QUEEN will make their first appearance with new vocalist PAUL RODGERS at the second 46664 SOUTH AFRICA concert next year.
The band will play at the event which will take place at the Fancourt Hotel And Country Club Estate on March 19. The gig has been organised by Nelson Mandela to fight against HIV and AIDS.
Guitarist Brian May said: “This is a great occasion for Queen to fulfil our continuing commitment to Nelson Mandela’s AIDS cause. It is particularly exciting because this will be the first opportunity for Roger and myself to play a full set on stage with Paul Rodgers.”
He added: “We will be routining together especially for this concert in the weeks leading up to this date. It will be an international ‘first’.”
Making the announcement, former President Mandela said: “46664 South Africa will build on the success of our truly memorable concert in Cape Town last year. It will serve to support the efforts of the Nelson Mandela Foundation and to show the world that South Africa is really addressing this most vital issue. And most importantly, it will help us raise more funds to lead the fight to help those infected and affected by this pandemic.”
A further number of international artists will join Queen for the concert, together with several South African artists. The full line-up will be revealed early in the New Year.
Queen famously included South Africa as part of their 1984 tour despite the country then being under worldwide boycott due to its racial policies.
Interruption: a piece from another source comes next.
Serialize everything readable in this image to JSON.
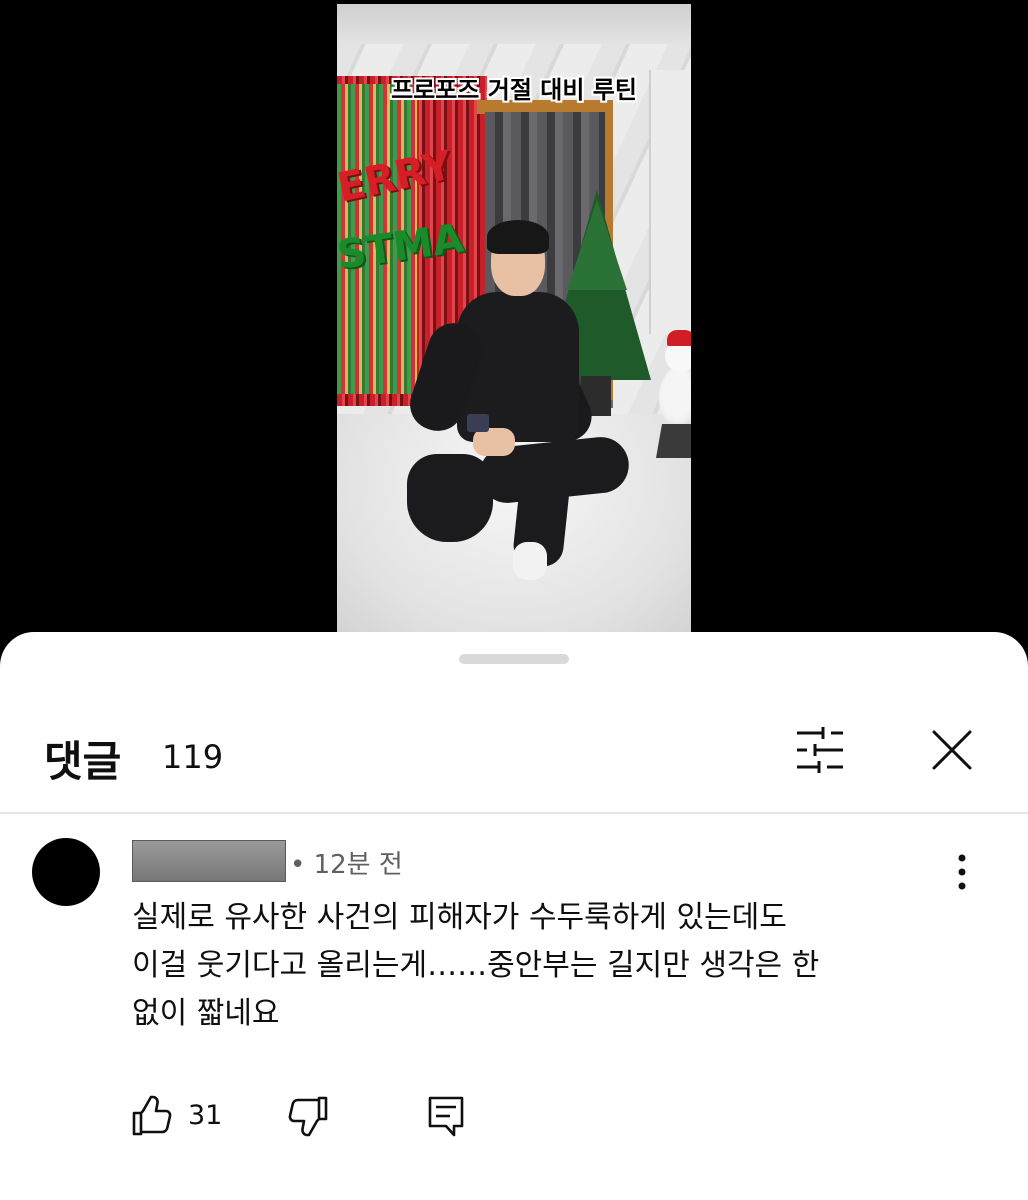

The decision caused the band problems in the British Commonwealth where they were heavily criticised, and group were even faced with protests at some New Zealand shows.
As previously reported on NME.COM, Queen announced last week that they are to reform for a tour next year.
A UK tour will definitely go ahead, with the possibility of a European leg and a world tour under discussion. The tour will feature material by both Queen and Rodgers, one-time vocalist with both Free and Bad Company.
Queen stopped touring in 1986, after frontman Freddie Mercury fell ill. He died of an AIDS-related illness in 1991.